One of the guiding values in mediation and collaborative law is transparency. It comes with the territory when one is trying to establish trust with two different parties. Sometimes an issue may arise that one party may wish not to discuss in front of the other. If they both agree, separate meetings may take place. These meetings are called caucuses.
Caucuses can be useful in a variety of situations, but care should be taken not to overuse them. For example, I have seen cases where the husband and wife stayed in separate rooms with the mediator shuttling back and forth between them, all day. Watching the mediator run back and forth reminded me of the “telephone game” I played growing up.
The telephone game is played by lining up a group of players.

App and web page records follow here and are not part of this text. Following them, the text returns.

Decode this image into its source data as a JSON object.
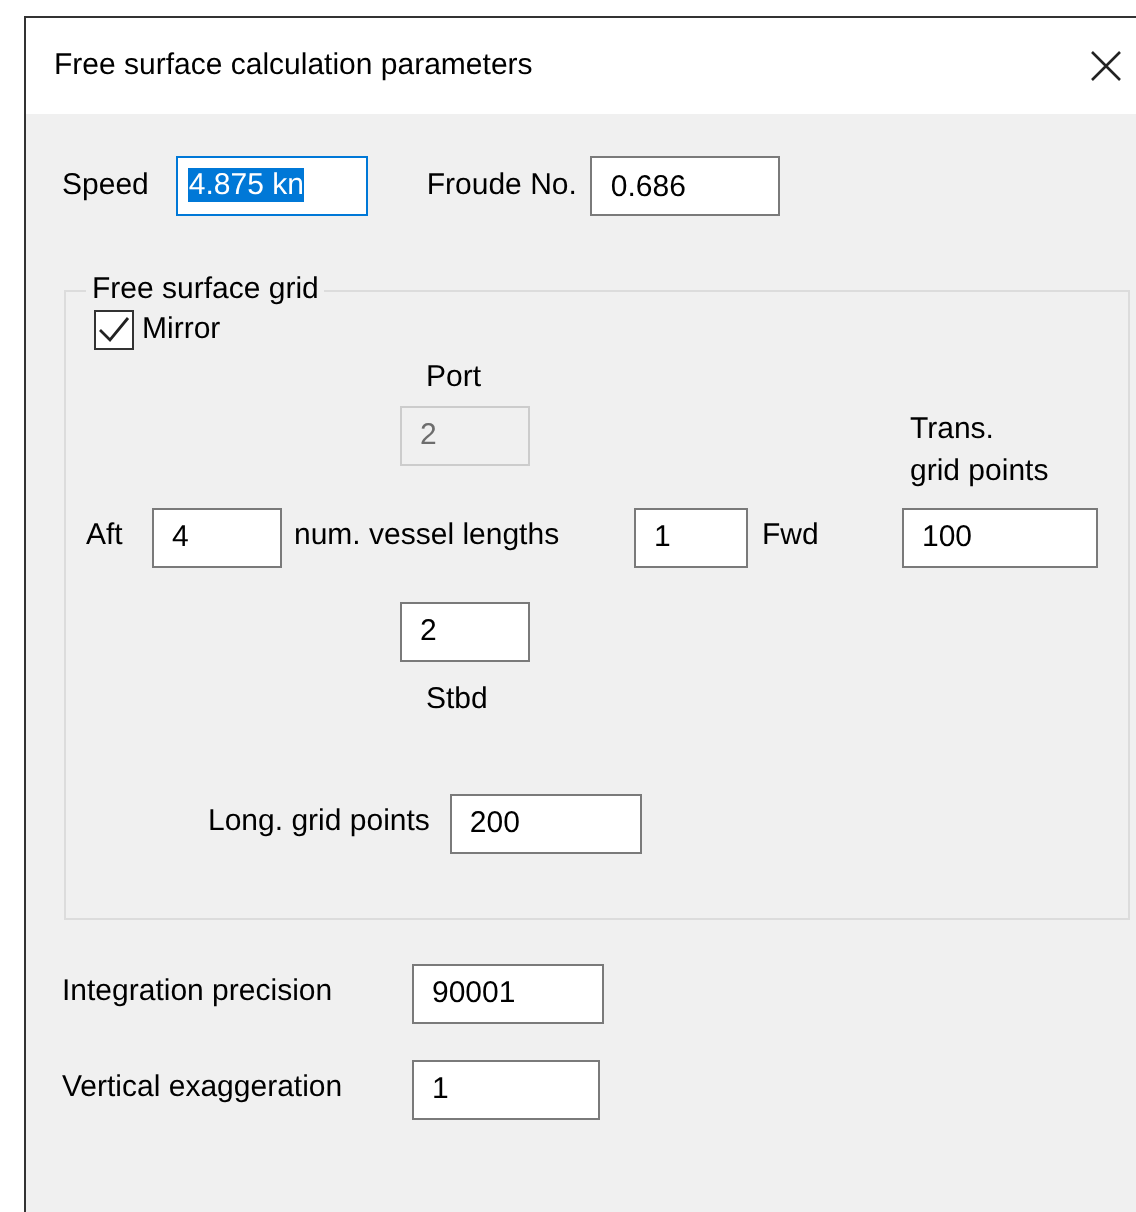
{
  "window": {
    "title": "Free surface calculation parameters"
  },
  "speed": {
    "label": "Speed",
    "value": "4.875 kn",
    "text_selected": true
  },
  "froude": {
    "label": "Froude No.",
    "value": "0.686",
    "disabled": false
  },
  "grid": {
    "title": "Free surface grid",
    "mirror": {
      "label": "Mirror",
      "checked": true
    },
    "port": {
      "label": "Port",
      "value": "2",
      "disabled": true
    },
    "aft": {
      "label": "Aft",
      "value": "4",
      "disabled": false
    },
    "vessel_lengths_label": "num. vessel lengths",
    "fwd": {
      "label": "Fwd",
      "value": "1",
      "disabled": false
    },
    "trans": {
      "label_lines": [
        "Trans.",
        "grid points"
      ],
      "value": "100",
      "disabled": false
    },
    "stbd": {
      "label": "Stbd",
      "value": "2",
      "disabled": false
    },
    "long": {
      "label": "Long. grid points",
      "value": "200",
      "disabled": false
    }
  },
  "integration": {
    "label": "Integration precision",
    "value": "90001",
    "disabled": false
  },
  "vertical": {
    "label": "Vertical exaggeration",
    "value": "1",
    "disabled": false
  }
}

Someone tells the first player a phrase, and their job is to whisper it to the next person, and them to the next person, etc. By the time the last person repeats the phrase they heard, it is usually significantly changed from the original.
If a mediator is going back and forth with offers or proposals, there is a danger that they might leave something out, interpret something incorrectly, or relay the wrong message.
People who prefer to meet at the same table usually overcome the uncomfortable feelings from being in the same room as their spouse. Once the guidelines of the meeting are laid out for them, they know they’ll get to raise their concerns and hear what the other party is saying — within the framework of alternative dispute resolution. If done properly, they can even understand where the other person is coming from.
For more information about caucuses or same-table meetings, contact me here.